Chutzpah!, Touchstone Theatre, Firehall Arts Centre & Vancouver 2010 Cultural Olympiad
East of Berlin by Hannah Moscovitch

Dates and Venue 18 - 28 February 2009 at 8pm & various 2pm & 4pm matinees | Firehall Arts Centre

Director Alisa Palmer

Reviewer Christian Steckler

Going to live theatre and not sitting through a “play” is a rare and wonderful experience. So often, characters are “acted” with contrived moves and too clever language, in sets and lighting that may or may not work.

Under Alisa Palmer’s direction, Tarragon’s production of East of Berlin is one such rare and wonderful experience. From the opening moment Brendan Gall as Rudi totally engages us with his natural tones and language. Gall’s delivery masterfully communicates Rudi’s struggle to understand and overcome shame and guilt, and move forward with his personal life. His sometimes high-strung performance credibly captures the torment of being stuck in an emotional and cognitive vortex.

When we are introduced to Hermann, played by Paul Dunn, the contrast in characters is remarkable.
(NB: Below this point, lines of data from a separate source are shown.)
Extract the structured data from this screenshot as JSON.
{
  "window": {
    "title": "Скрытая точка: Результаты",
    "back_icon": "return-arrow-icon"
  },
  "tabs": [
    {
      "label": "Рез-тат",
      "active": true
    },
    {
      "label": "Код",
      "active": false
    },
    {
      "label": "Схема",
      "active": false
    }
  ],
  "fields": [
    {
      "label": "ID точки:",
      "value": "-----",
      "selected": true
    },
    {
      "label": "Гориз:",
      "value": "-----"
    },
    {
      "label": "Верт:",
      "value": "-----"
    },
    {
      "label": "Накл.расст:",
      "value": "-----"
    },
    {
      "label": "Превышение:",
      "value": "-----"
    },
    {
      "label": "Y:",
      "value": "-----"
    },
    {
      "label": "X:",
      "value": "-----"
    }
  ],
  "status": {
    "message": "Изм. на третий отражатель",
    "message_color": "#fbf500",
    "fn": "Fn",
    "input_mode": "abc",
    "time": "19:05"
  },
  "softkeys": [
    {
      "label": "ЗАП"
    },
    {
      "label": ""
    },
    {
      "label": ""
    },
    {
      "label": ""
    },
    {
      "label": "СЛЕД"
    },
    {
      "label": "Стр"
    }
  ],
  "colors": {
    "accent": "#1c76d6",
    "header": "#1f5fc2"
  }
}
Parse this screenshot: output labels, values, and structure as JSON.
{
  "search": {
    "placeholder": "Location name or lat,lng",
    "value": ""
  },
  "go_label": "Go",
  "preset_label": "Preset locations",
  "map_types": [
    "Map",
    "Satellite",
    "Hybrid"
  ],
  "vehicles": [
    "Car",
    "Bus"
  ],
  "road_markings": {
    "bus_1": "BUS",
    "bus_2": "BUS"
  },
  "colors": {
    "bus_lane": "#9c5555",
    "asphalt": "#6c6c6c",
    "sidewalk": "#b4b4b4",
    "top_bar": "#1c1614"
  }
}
Dunn’s portrayal of a dry-humoured, more self-controlled and cynical Hermann is a great foil for Rudi’s character. Hermann’s personal landscape is gradually revealed in Dunn’s wonderfully subtle, self-restrained performance.

Diana Donnelly was Sarah - she didn’t play Sarah, nor took the role of Sarah - she was Sarah. Her performance was so genuine, so true-to-life, that we could have as easily been witnessing the confusion and dilemmas of our own acquaintances.

The evening could not have been so engaging without the effective technical aspects of set, light and sound. Camellia Koo’s sets and costumes helped to set the natural tone of the performance. The library/study set was superb in its efficiency, and in keeping us rooted in the here-and-now of Rudi’s moment. Michael Walton and Gavin McDonald’s skill with light and shadow worked well to heighten mood and emotion, especially with the ceiling fan. John Gzowski’s music and sound helped in the smooth transition between scenes and settings, and set an almost subliminal emotional backdrop to many of the scenes.

East of Berlin is a fine play, fresh and thought-provoking. Hannah Moscovitch’s writing is superb in its smooth and natural style; and she takes us into new intellectual territory. I doubt if any of us had ever considered the consequences of the Holocaust on the children of the perpetrators other than, perhaps, on a sociological level of collective guilt. The exploration of the psychological consequences for children of both sides of the Holocaust is, indeed, a new and daunting challenge. Moscovitch meets the challenge with a fine balance of taste, tolerance and surprise.

© 2009 Christian Steckler